We are expecting further guidance from Government and secondary legislation (regulations) about the process, but the biodiversity information submitted with the planning application should include the metric calculations and details of the development of habitat creation to achieve net gain. This work  should be undertaken by an experienced Ecologist and will allow the pre-commencement condition to be discharged without delay.

4. BNG does not replace existing legislation and policy

The BNG process simply introduces a quantitative framework for securing and demonstrating net gain. It does not replace the requirement to carry out other assessments of impacts on biodiversity eg. submission of bat survey information. Where there is the potential for impacts on European sites, the Authority will still need to undertake a Habitats Regulations Assessment.

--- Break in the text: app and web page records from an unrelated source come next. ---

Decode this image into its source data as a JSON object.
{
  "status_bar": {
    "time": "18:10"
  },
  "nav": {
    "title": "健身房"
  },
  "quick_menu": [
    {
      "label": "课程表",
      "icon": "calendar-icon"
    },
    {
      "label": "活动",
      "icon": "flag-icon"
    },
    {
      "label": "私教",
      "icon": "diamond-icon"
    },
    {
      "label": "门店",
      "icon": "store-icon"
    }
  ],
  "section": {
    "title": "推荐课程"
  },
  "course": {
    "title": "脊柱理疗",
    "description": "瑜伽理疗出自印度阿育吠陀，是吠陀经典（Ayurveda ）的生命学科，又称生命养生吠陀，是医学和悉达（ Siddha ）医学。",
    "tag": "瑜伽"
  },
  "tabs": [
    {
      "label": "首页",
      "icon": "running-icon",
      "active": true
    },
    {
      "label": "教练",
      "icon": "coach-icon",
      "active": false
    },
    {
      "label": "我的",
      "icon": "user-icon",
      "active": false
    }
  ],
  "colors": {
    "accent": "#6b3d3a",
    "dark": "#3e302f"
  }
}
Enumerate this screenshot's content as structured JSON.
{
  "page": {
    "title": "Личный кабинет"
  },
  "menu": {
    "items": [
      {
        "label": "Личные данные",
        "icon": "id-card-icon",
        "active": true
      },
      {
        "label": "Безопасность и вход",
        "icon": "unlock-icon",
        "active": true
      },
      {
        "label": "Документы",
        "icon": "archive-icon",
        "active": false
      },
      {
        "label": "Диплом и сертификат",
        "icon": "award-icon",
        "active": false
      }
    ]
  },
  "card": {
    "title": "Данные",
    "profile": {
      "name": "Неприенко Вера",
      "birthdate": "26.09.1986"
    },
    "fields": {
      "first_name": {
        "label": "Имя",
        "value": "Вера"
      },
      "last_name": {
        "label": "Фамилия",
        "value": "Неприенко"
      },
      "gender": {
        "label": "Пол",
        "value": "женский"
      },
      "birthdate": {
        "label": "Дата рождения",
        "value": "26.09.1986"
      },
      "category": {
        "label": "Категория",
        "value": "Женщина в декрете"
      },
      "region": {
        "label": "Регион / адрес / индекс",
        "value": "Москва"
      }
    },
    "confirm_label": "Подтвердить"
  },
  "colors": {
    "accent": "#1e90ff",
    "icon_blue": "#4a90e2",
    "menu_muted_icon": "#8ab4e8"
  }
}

Compliance with a number of other environmental planning policies will still need to be demonstrated by the developer; these include requirements relating to:

  • protected or important nature conservation sites
  • protected or important species
  • irreplaceable habitats

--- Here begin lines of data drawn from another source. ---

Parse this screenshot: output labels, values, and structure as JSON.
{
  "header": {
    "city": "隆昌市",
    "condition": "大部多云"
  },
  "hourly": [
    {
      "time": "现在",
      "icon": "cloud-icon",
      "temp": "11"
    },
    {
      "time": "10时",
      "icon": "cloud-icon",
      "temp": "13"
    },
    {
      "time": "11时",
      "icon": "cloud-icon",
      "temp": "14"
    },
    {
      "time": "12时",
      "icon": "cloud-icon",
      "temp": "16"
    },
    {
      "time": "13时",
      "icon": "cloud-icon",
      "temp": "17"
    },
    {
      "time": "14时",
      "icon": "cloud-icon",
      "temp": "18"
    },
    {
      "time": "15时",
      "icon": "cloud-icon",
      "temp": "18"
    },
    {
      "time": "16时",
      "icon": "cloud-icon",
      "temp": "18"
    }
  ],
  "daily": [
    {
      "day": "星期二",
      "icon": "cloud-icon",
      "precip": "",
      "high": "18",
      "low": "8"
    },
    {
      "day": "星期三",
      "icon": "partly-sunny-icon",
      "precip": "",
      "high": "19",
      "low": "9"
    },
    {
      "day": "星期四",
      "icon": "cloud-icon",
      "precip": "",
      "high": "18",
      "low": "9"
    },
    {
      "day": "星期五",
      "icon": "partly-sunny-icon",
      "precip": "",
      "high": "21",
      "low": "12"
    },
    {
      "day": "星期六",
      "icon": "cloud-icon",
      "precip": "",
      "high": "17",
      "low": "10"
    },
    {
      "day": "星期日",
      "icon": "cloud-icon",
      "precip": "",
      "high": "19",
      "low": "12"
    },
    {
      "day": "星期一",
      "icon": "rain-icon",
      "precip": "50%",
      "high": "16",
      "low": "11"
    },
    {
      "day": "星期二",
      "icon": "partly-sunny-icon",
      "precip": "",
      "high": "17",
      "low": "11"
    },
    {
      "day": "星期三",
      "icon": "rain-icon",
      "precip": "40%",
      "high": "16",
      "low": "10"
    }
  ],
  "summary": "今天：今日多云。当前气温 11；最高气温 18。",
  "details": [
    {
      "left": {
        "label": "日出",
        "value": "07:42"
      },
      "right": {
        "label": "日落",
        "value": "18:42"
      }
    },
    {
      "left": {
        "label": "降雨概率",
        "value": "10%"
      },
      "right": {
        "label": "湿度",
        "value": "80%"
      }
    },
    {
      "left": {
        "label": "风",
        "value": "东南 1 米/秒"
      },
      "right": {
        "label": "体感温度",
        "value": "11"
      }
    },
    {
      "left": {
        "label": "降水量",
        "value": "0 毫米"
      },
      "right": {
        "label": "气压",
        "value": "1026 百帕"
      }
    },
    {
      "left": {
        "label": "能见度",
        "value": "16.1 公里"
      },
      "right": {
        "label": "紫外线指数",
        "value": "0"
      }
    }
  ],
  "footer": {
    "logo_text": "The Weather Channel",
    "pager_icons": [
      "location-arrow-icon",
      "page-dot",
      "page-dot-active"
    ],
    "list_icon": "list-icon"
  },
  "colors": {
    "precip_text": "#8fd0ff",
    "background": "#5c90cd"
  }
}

BNG maintains the mitigation hierarchy of avoiding impacts first, then mitigating and only compensating as a last resort. It cannot be used to bypass the mitigation hierarchy.

5. Planning for BNG early in your development planning

The Biodiversity Metric has been designed to disincentivise the loss of better-quality habitats to development, by making them significantly more expensive to provide net gain for compared to lower value habitats.

Consequently, it is important to establish the baseline value of a site at as early a stage as possible when considering its development potential, as the loss of higher value habitats may make a scheme unviable, or may require that parts of the site are safeguarded from development to enable an economically viable scheme to be developed.

6. Clearing sites in advance

Within Schedule 14 of the Environment Act measures have been included that allow the Local Planning Authority to take account of any habitat degradation or destruction undertaken on a site since January 2020, and to take the earlier habitat state as the baseline for the purposes of biodiversity net gain. This is to ensure that there is no advantage to be gained by the deliberate clearance of land in order to achieve a low baseline value for BNG.

If habitats on site have been destroyed or degraded prior to a survey and submission of planning application, the earlier habitat state will be taken as the baseline for the purposes of the biodiversity metric and a habitat condition score of ‘good’ will be allocated to the habitat parcel as a precaution.